§ **Work item**
Scan the records and identify every line in which the string "民资唱戏" occurs, then return those lines.

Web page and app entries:
--- START ---

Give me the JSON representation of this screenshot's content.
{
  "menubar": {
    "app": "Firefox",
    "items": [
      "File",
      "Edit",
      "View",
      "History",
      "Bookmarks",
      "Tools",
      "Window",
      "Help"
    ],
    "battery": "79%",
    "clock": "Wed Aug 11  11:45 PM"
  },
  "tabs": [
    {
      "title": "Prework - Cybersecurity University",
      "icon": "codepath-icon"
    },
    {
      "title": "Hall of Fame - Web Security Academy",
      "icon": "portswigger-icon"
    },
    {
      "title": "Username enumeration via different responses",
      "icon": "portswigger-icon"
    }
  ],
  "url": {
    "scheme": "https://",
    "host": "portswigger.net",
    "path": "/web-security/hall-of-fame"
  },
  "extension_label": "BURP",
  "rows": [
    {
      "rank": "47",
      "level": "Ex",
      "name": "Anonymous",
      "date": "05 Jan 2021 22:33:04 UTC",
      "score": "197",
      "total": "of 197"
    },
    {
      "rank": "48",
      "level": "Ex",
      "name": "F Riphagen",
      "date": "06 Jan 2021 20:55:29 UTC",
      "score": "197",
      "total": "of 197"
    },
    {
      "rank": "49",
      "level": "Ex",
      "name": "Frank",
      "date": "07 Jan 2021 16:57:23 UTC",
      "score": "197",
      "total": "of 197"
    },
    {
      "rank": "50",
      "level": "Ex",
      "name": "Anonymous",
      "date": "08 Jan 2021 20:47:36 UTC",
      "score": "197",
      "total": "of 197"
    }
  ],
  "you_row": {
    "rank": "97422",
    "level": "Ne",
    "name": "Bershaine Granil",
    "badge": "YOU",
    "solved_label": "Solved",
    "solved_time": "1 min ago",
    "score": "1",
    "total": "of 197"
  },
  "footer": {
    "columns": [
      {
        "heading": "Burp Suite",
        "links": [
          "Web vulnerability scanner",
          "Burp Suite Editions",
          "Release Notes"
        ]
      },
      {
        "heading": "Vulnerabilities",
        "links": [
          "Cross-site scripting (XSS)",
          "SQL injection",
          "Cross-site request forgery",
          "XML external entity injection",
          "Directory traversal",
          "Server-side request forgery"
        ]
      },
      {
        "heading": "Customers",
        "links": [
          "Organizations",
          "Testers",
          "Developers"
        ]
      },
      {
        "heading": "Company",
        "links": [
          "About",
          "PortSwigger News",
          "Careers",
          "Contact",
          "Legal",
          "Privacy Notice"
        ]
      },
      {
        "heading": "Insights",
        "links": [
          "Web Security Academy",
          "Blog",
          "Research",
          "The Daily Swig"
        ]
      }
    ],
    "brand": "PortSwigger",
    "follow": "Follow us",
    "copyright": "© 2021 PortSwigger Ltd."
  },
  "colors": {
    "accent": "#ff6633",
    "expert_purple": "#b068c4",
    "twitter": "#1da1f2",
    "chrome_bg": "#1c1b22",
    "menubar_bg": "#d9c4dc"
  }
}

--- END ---
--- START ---

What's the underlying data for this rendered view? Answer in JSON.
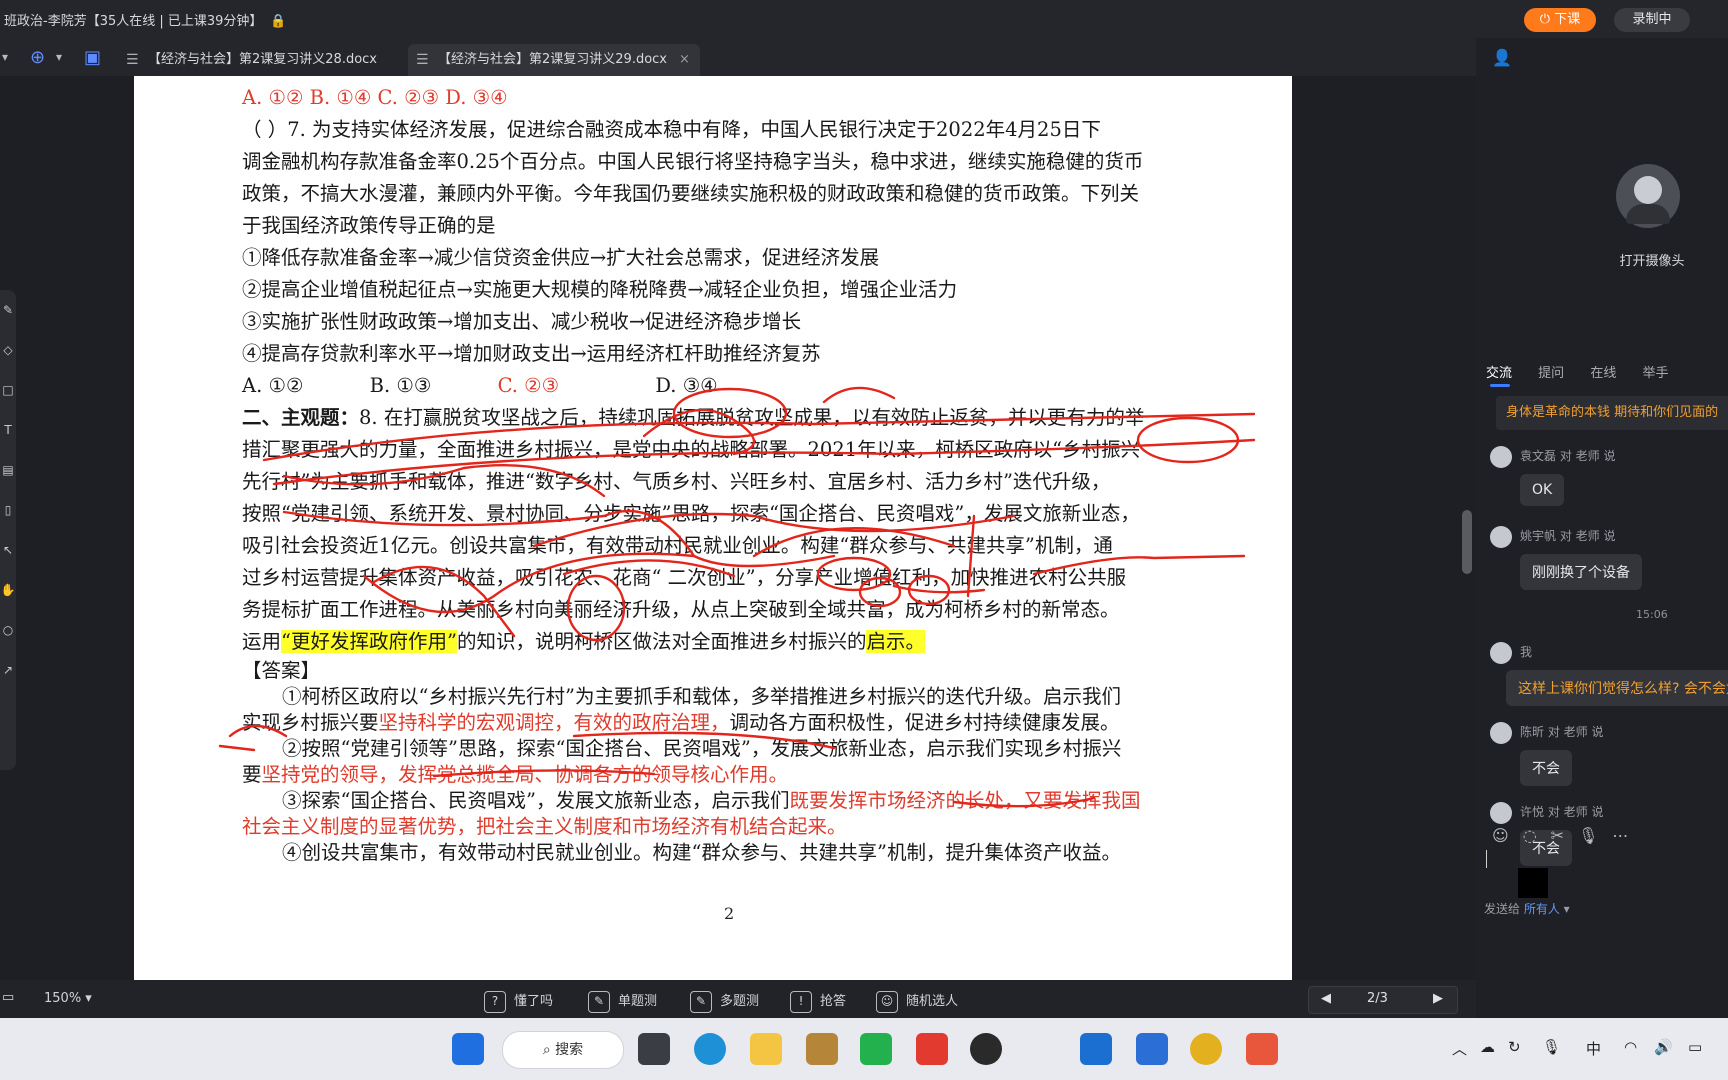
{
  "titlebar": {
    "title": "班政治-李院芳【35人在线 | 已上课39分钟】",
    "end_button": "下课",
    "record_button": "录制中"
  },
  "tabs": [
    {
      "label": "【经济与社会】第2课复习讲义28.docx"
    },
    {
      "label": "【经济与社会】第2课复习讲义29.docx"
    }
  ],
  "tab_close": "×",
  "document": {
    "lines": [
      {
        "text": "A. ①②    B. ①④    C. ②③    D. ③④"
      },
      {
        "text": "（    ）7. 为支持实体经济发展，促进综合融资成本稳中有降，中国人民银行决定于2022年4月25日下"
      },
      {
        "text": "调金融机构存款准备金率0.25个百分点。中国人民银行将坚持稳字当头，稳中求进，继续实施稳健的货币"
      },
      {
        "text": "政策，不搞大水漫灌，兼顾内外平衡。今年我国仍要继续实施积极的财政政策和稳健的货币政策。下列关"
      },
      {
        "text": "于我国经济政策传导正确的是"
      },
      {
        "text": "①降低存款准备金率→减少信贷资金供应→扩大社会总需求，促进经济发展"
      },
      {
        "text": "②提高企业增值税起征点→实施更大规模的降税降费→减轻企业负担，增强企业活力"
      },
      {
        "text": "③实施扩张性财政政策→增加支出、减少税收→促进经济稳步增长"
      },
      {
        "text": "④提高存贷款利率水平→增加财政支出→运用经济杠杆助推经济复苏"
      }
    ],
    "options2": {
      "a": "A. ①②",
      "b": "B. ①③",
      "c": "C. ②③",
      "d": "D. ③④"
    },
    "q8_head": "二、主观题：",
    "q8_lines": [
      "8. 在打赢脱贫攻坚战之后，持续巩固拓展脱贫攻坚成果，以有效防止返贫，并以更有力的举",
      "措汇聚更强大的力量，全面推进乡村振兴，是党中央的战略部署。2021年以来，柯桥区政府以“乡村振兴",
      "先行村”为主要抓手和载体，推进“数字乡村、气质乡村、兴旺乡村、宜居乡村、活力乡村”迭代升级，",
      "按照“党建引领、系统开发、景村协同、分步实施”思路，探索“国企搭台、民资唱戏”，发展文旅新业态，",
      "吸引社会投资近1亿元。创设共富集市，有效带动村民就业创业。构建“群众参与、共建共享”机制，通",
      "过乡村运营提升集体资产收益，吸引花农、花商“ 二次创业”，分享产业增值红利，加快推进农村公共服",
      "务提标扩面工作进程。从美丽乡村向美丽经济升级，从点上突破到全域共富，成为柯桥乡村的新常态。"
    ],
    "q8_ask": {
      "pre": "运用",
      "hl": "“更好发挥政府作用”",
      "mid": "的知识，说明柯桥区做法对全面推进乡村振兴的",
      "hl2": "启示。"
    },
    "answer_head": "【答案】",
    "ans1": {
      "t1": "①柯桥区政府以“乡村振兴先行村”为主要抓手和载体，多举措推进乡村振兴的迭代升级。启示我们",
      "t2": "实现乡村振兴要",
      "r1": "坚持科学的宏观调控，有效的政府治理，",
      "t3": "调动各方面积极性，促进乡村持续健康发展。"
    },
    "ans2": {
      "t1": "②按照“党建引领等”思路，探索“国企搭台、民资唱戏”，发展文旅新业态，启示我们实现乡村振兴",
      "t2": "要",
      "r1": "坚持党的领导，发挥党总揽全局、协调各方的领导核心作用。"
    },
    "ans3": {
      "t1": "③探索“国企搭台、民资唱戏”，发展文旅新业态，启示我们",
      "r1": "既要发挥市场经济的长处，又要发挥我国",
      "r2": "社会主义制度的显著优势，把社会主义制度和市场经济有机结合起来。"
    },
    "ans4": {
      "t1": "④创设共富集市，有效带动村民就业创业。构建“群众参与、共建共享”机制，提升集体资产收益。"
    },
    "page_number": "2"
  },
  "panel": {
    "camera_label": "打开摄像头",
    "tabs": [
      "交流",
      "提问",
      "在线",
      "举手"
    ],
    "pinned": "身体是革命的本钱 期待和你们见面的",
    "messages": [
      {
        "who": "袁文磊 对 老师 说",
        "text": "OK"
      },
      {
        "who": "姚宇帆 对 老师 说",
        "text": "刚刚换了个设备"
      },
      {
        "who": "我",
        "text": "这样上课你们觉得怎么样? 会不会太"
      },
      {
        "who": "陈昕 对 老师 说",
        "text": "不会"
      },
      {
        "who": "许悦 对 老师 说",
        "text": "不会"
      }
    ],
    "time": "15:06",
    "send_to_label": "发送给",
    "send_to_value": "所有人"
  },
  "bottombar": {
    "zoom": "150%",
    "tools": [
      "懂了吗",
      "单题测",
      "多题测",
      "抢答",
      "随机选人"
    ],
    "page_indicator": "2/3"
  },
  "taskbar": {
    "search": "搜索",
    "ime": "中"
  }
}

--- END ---

§ **Response**
      "按照“党建引领、系统开发、景村协同、分步实施”思路，探索“国企搭台、民资唱戏”，发展文旅新业态，",
      "t1": "②按照“党建引领等”思路，探索“国企搭台、民资唱戏”，发展文旅新业态，启示我们实现乡村振兴",
      "t1": "③探索“国企搭台、民资唱戏”，发展文旅新业态，启示我们",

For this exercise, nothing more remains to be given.